Combination treatments for metastatic disease
Clinicians and researchers gathered last month at the American Society of Clinical Oncology Genitourinary Cancers Symposium (ASCO GU) — some in-person in San Francisco, some tuning in virtually. Hundreds of presentations covered advances in screening, diagnosis, treatment, monitoring, and survivorship in prostate and other GU cancers.
Results of two key clinical trials presented offer promising approaches to treating metastatic prostate cancer (prostate cancer that has spread to other parts of the body). This is important because although prostate cancer is highly treatable when diagnosed at an early stage, metastatic disease can be deadly.
ARASENS trial results: Triplet treatment of metastatic hormone-sensitive prostate cancer
Metastatic hormone-sensitive prostate cancer (mHSPC) is prostate cancer that has spread outside the prostate and can be controlled (i.e., stops growing) with hormone therapy (also known as androgen deprivation therapy or ADT). Current treatments include ADT, often combined with radiation therapy, docetaxel chemotherapy, and/or an approved newer androgen receptor-directed therapy.
ARASENS is a large randomized clinical trial that enrolled 1300 patients with mHSPC. The study looked at whether adding the newest androgen receptor-directed therapy medication darolutamide to standard ADT + docetaxel could help men live longer.
The results were strongly positive: patients who received the “triplet” combination of ADT + docetaxel + darolutamide decreased the risk of death by 32% compared with patients who received the standard of care (ADT + docetaxel) + placebo. Other measures, such as the time to develop resistance to ADT, also favored the triplet combination. Not only was adding darolutamide more beneficial, it was also safe: it did not increase side effects.
Although it is not yet FDA-approved in the U.S. specifically for mHSPC, in the future, darolutamide may become part of the new standard of care for this disease.
MAGNITUDE trial results: A novel combination against metastatic castration-resistant prostate cancer
In metastatic castration-resistant prostate cancer (mCRPC), patients who have previously received hormone therapy see their tumors begin to grow, and sites of metastatic disease can be found on imaging scans.

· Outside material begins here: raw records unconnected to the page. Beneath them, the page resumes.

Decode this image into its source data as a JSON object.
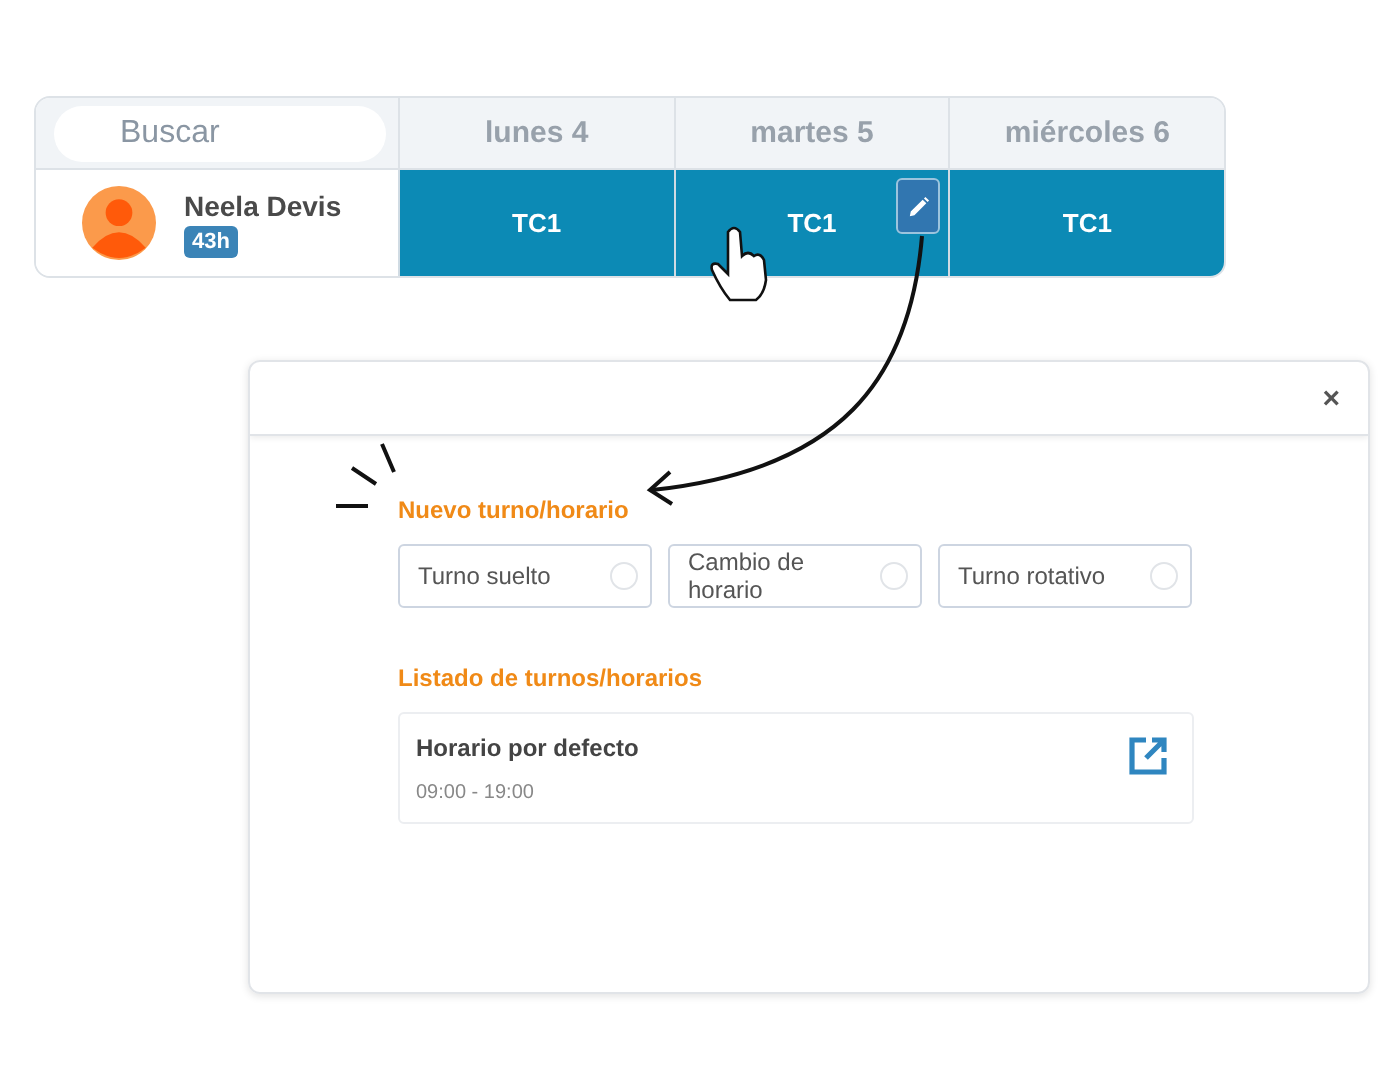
{
  "schedule": {
    "search": {
      "placeholder": "Buscar"
    },
    "days": [
      "lunes 4",
      "martes 5",
      "miércoles 6"
    ],
    "employee": {
      "name": "Neela Devis",
      "hours": "43h"
    },
    "shifts": [
      {
        "label": "TC1",
        "editing": false
      },
      {
        "label": "TC1",
        "editing": true
      },
      {
        "label": "TC1",
        "editing": false
      }
    ]
  },
  "modal": {
    "close": "×",
    "new_title": "Nuevo turno/horario",
    "options": [
      {
        "label": "Turno suelto",
        "selected": false
      },
      {
        "label": "Cambio de horario",
        "selected": false
      },
      {
        "label": "Turno rotativo",
        "selected": false
      }
    ],
    "list_title": "Listado de turnos/horarios",
    "items": [
      {
        "name": "Horario por defecto",
        "time": "09:00 - 19:00"
      }
    ]
  }
}
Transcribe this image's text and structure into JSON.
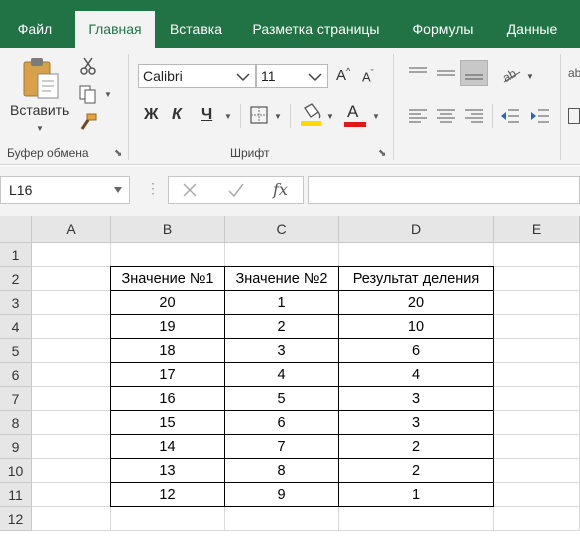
{
  "ribbon_tabs": [
    {
      "label": "Файл",
      "active": false
    },
    {
      "label": "Главная",
      "active": true
    },
    {
      "label": "Вставка",
      "active": false
    },
    {
      "label": "Разметка страницы",
      "active": false
    },
    {
      "label": "Формулы",
      "active": false
    },
    {
      "label": "Данные",
      "active": false
    }
  ],
  "clipboard": {
    "paste_label": "Вставить",
    "group_label": "Буфер обмена"
  },
  "font": {
    "font_name": "Calibri",
    "font_size": "11",
    "grow_label": "A",
    "shrink_label": "A",
    "bold_label": "Ж",
    "italic_label": "К",
    "underline_label": "Ч",
    "font_color_label": "A",
    "group_label": "Шрифт"
  },
  "formula_bar": {
    "name_box": "L16",
    "fx_label": "fx",
    "formula": ""
  },
  "colors": {
    "accent": "#217346",
    "font_color": "#e01818",
    "fill_color": "#ffd800"
  },
  "sheet": {
    "columns": [
      "A",
      "B",
      "C",
      "D",
      "E"
    ],
    "rows": [
      "1",
      "2",
      "3",
      "4",
      "5",
      "6",
      "7",
      "8",
      "9",
      "10",
      "11",
      "12"
    ],
    "table": {
      "headers": [
        "Значение №1",
        "Значение №2",
        "Результат деления"
      ],
      "values": [
        [
          "20",
          "1",
          "20"
        ],
        [
          "19",
          "2",
          "10"
        ],
        [
          "18",
          "3",
          "6"
        ],
        [
          "17",
          "4",
          "4"
        ],
        [
          "16",
          "5",
          "3"
        ],
        [
          "15",
          "6",
          "3"
        ],
        [
          "14",
          "7",
          "2"
        ],
        [
          "13",
          "8",
          "2"
        ],
        [
          "12",
          "9",
          "1"
        ]
      ]
    }
  }
}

New approaches to treating mCRPC are urgently needed, with over 34,000 men projected to die of prostate cancer in 2022.
Medications called PARP inhibitors were approved in 2020 for patients with mCRPC who have certain changes in genes that repair damaged DNA. Combining treatments that attack cancer cells in different ways may be synergistic. The MAGNITUDE clinical trial tested one such combination.

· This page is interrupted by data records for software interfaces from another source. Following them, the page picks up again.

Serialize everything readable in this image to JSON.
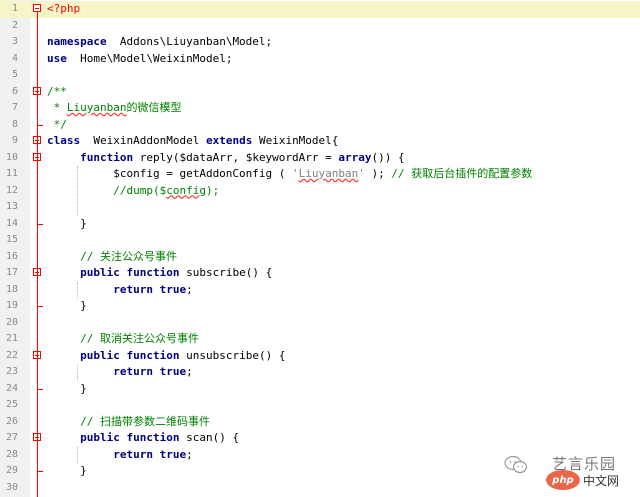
{
  "lines": [
    {
      "n": "1",
      "c": [
        [
          "php",
          "<?php"
        ]
      ]
    },
    {
      "n": "2",
      "c": []
    },
    {
      "n": "3",
      "c": [
        [
          "kw",
          "namespace"
        ],
        [
          "",
          "  Addons\\Liuyanban\\Model;"
        ]
      ]
    },
    {
      "n": "4",
      "c": [
        [
          "kw",
          "use"
        ],
        [
          "",
          "  Home\\Model\\WeixinModel;"
        ]
      ]
    },
    {
      "n": "5",
      "c": []
    },
    {
      "n": "6",
      "c": [
        [
          "cmt",
          "/**"
        ]
      ]
    },
    {
      "n": "7",
      "c": [
        [
          "cmt",
          " * "
        ],
        [
          "cmt spell",
          "Liuyanban"
        ],
        [
          "cmt",
          "的微信模型"
        ]
      ]
    },
    {
      "n": "8",
      "c": [
        [
          "cmt",
          " */"
        ]
      ]
    },
    {
      "n": "9",
      "c": [
        [
          "kw",
          "class"
        ],
        [
          "",
          "  WeixinAddonModel "
        ],
        [
          "kw",
          "extends"
        ],
        [
          "",
          " WeixinModel{"
        ]
      ]
    },
    {
      "n": "10",
      "c": [
        [
          "",
          "     "
        ],
        [
          "kw",
          "function"
        ],
        [
          "",
          " reply($dataArr, $keywordArr = "
        ],
        [
          "kw",
          "array"
        ],
        [
          "",
          "()) {"
        ]
      ]
    },
    {
      "n": "11",
      "c": [
        [
          "",
          "          $config = getAddonConfig ( "
        ],
        [
          "str",
          "'"
        ],
        [
          "str spell",
          "Liuyanban"
        ],
        [
          "str",
          "'"
        ],
        [
          "",
          " ); "
        ],
        [
          "cmt",
          "// 获取后台插件的配置参数"
        ]
      ]
    },
    {
      "n": "12",
      "c": [
        [
          "",
          "          "
        ],
        [
          "cmt",
          "//dump($"
        ],
        [
          "cmt spell",
          "config"
        ],
        [
          "cmt",
          ");"
        ]
      ]
    },
    {
      "n": "13",
      "c": []
    },
    {
      "n": "14",
      "c": [
        [
          "",
          "     }"
        ]
      ]
    },
    {
      "n": "15",
      "c": []
    },
    {
      "n": "16",
      "c": [
        [
          "",
          "     "
        ],
        [
          "cmt",
          "// 关注公众号事件"
        ]
      ]
    },
    {
      "n": "17",
      "c": [
        [
          "",
          "     "
        ],
        [
          "kw",
          "public"
        ],
        [
          "",
          " "
        ],
        [
          "kw",
          "function"
        ],
        [
          "",
          " subscribe() {"
        ]
      ]
    },
    {
      "n": "18",
      "c": [
        [
          "",
          "          "
        ],
        [
          "kw",
          "return"
        ],
        [
          "",
          " "
        ],
        [
          "kw",
          "true"
        ],
        [
          "",
          ";"
        ]
      ]
    },
    {
      "n": "19",
      "c": [
        [
          "",
          "     }"
        ]
      ]
    },
    {
      "n": "20",
      "c": []
    },
    {
      "n": "21",
      "c": [
        [
          "",
          "     "
        ],
        [
          "cmt",
          "// 取消关注公众号事件"
        ]
      ]
    },
    {
      "n": "22",
      "c": [
        [
          "",
          "     "
        ],
        [
          "kw",
          "public"
        ],
        [
          "",
          " "
        ],
        [
          "kw",
          "function"
        ],
        [
          "",
          " unsubscribe() {"
        ]
      ]
    },
    {
      "n": "23",
      "c": [
        [
          "",
          "          "
        ],
        [
          "kw",
          "return"
        ],
        [
          "",
          " "
        ],
        [
          "kw",
          "true"
        ],
        [
          "",
          ";"
        ]
      ]
    },
    {
      "n": "24",
      "c": [
        [
          "",
          "     }"
        ]
      ]
    },
    {
      "n": "25",
      "c": []
    },
    {
      "n": "26",
      "c": [
        [
          "",
          "     "
        ],
        [
          "cmt",
          "// 扫描带参数二维码事件"
        ]
      ]
    },
    {
      "n": "27",
      "c": [
        [
          "",
          "     "
        ],
        [
          "kw",
          "public"
        ],
        [
          "",
          " "
        ],
        [
          "kw",
          "function"
        ],
        [
          "",
          " scan() {"
        ]
      ]
    },
    {
      "n": "28",
      "c": [
        [
          "",
          "          "
        ],
        [
          "kw",
          "return"
        ],
        [
          "",
          " "
        ],
        [
          "kw",
          "true"
        ],
        [
          "",
          ";"
        ]
      ]
    },
    {
      "n": "29",
      "c": [
        [
          "",
          "     }"
        ]
      ]
    },
    {
      "n": "30",
      "c": []
    }
  ],
  "folds": {
    "start": [
      "1",
      "6",
      "9",
      "10",
      "17",
      "22",
      "27"
    ],
    "end": [
      "8",
      "14",
      "19",
      "24",
      "29"
    ]
  },
  "watermark": {
    "brand": "艺言乐园",
    "logo": "php",
    "site": "中文网"
  }
}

In this trial, patients with mCRPC were randomized to treatment with abiraterone + prednisone + the PARP inhibitor niraparib OR abiraterone + prednisone + placebo and followed for about 18 months. Investigators measured outcomes such as disease progression and death.
The results showed that in patients with changes in genes that repair damaged DNA (such as BRCA1 or BRCA2), adding niraparib was beneficial: patients receiving abiraterone + prednisone + niraparib were 27% less likely to have disease progression on scans or death compared to patients receiving only abiraterone + prednisone. In the subset of patients who had changes in the specific genes BRCA1 or BRCA2, the benefit was even larger: niraparib was linked to nearly 50% lower risk of disease progression or death. Conversely, patients without such gene changes did not benefit from adding niraparib.
Regarding side effects, there were no new problems with safety. However, more patients in the niraparib group had moderate to severe side effects, and more patients discontinued treatment. Quality of life was similar between the two treatment groups.
This is an example of precision medicine. Not all prostate cancers are the same, and for some therapies, we can use genes and other markers to select patients for whom the therapy may work better.
Niraparib is currently FDA-approved to treat certain other cancers. These promising trial results may be considered during the FDA approval process of niraparib for prostate cancer.